__WHAT NEEDS TO BE DONE__.
Find every line in the records below that contains the word "WITHIN", and copy each such line.

Start of THE DATA

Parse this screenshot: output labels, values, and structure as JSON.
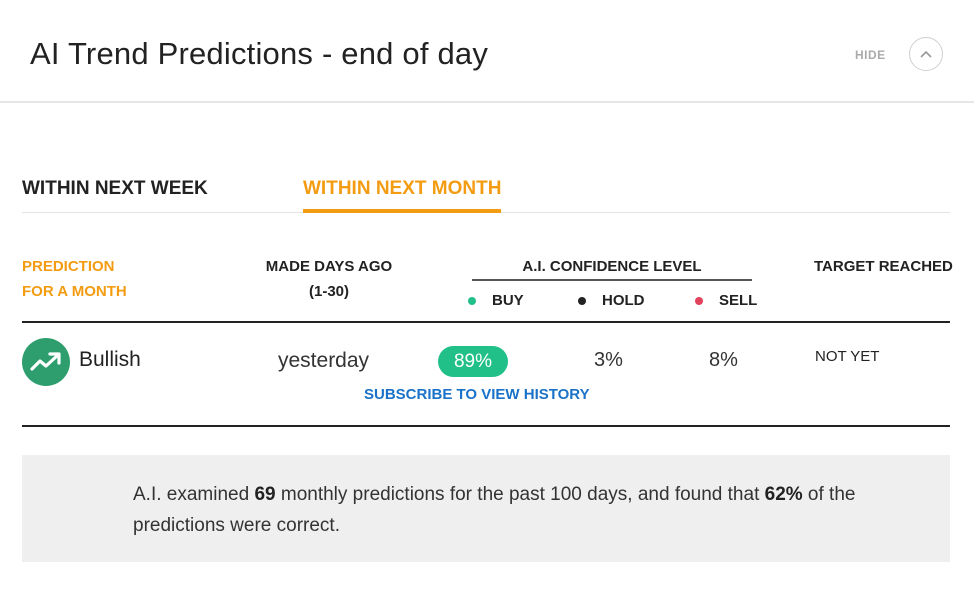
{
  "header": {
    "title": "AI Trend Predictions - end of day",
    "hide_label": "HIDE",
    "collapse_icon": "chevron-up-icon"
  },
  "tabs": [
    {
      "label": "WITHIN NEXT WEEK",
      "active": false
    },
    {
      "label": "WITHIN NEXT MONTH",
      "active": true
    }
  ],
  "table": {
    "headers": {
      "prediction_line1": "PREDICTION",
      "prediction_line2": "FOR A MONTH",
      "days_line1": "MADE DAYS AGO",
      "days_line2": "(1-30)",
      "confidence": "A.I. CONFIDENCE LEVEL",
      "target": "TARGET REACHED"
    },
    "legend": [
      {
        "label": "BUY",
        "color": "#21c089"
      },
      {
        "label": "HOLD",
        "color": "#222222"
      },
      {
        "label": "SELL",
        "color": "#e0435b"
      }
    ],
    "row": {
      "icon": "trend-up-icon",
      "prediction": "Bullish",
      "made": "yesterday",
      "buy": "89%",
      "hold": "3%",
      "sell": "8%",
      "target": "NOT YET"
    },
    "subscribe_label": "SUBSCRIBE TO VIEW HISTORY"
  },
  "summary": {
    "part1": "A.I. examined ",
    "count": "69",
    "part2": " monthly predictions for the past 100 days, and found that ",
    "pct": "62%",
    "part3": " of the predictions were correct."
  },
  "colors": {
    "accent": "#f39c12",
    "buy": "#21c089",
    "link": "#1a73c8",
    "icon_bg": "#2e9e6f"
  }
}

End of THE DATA

__ANSWER SECTION__.
      "label": "WITHIN NEXT WEEK",
      "label": "WITHIN NEXT MONTH",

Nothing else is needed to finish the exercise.